The client, who was and is a citizen and resident of a major European country, renounced her citizenship at an American consulate in the early 1980s when she was a young adult. She was, however, able to provide witness testimony from persons who knew her at the time which indicated that her renunciation was not voluntary, but the result of considerable pressure from her parents. Based on this evidence the Department of State concluded that there was insufficient evidence to support the Certificate of Loss of Nationality (“CLN”) issued to the client at the time of her renunciation and, consequently, it vacated that CLN. This case illustrates the Department’s willingness to reverse even decades-old citizenship decisions when it is convinced that the facts make it appropriate to do so.

American citizens who lose their U.S. nationality, including those who have renounced, may challenge their loss of citizenship in a federal court or, alternatively, by taking advantage of a relatively informal administrative procedure administered by the U.S. Department of State’s Bureau of Consular Affairs. The administrative procedure is simpler and less expensive than going to court and is probably more likely to succeed. Moreover, there is a five-year statute of limitations (from the time of renunciation) for bringing a lawsuit to regain citizenship but administrative appeals to the State Department are not subject to any time limit. More information on the process is available here.
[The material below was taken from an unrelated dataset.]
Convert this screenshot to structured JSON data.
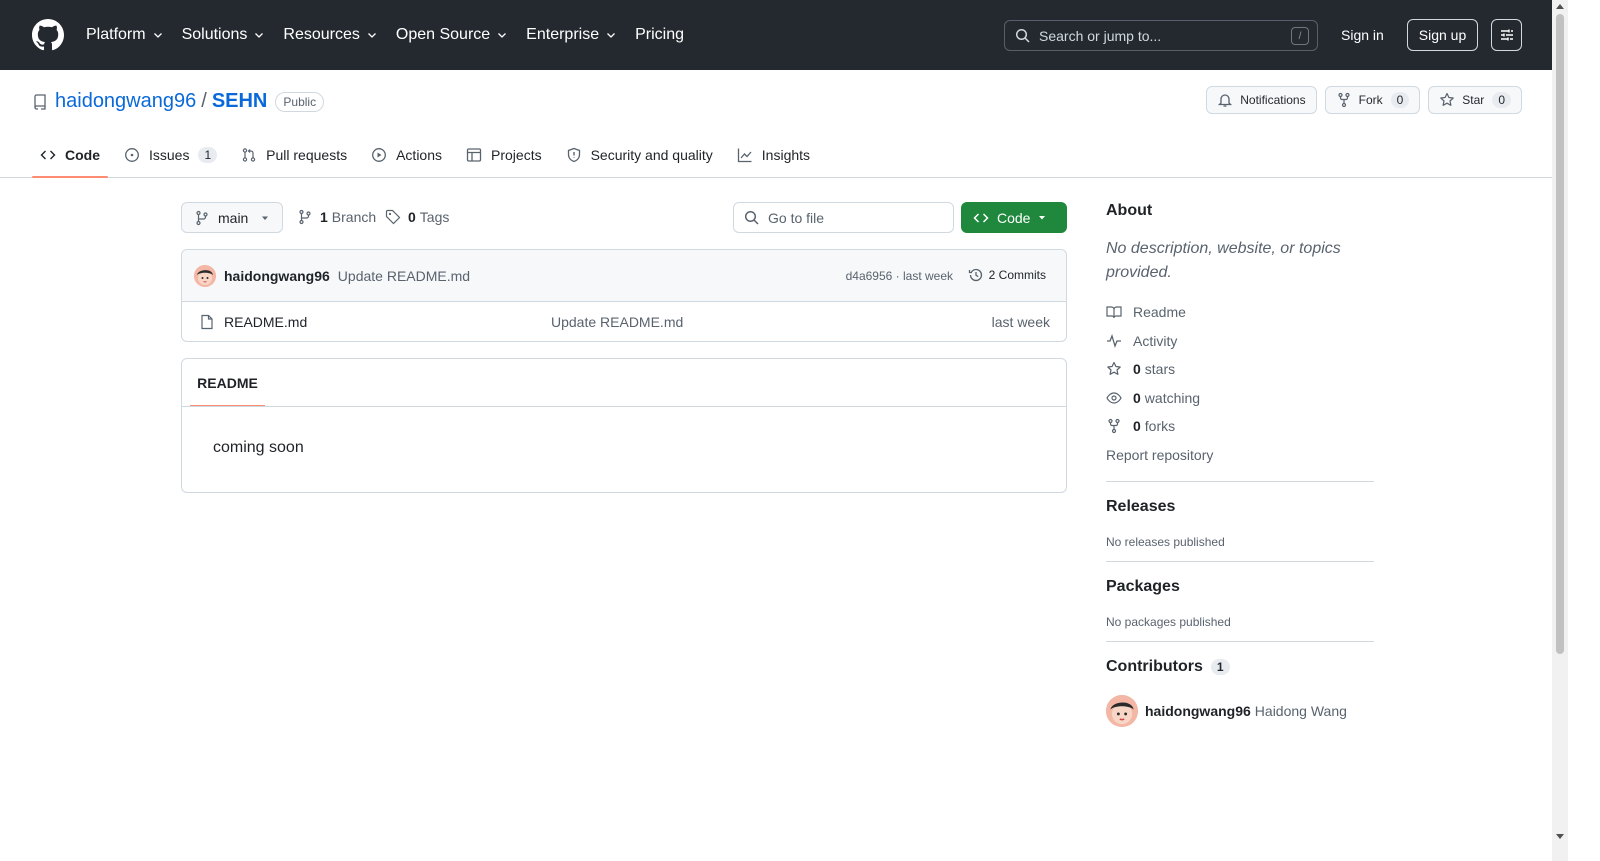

The Kaplan Law Firm represents individuals who seek to regain U.S. citizenship after having lost it. Mr. Kaplan is a former State Department foreign service officer. The Kaplan Law Firm has had considerable success in such cases, but the chance of a successful result—having American citizenship restored—depends on the facts of each case. and on whether there is compelling evidence that citizenship should not have been lost.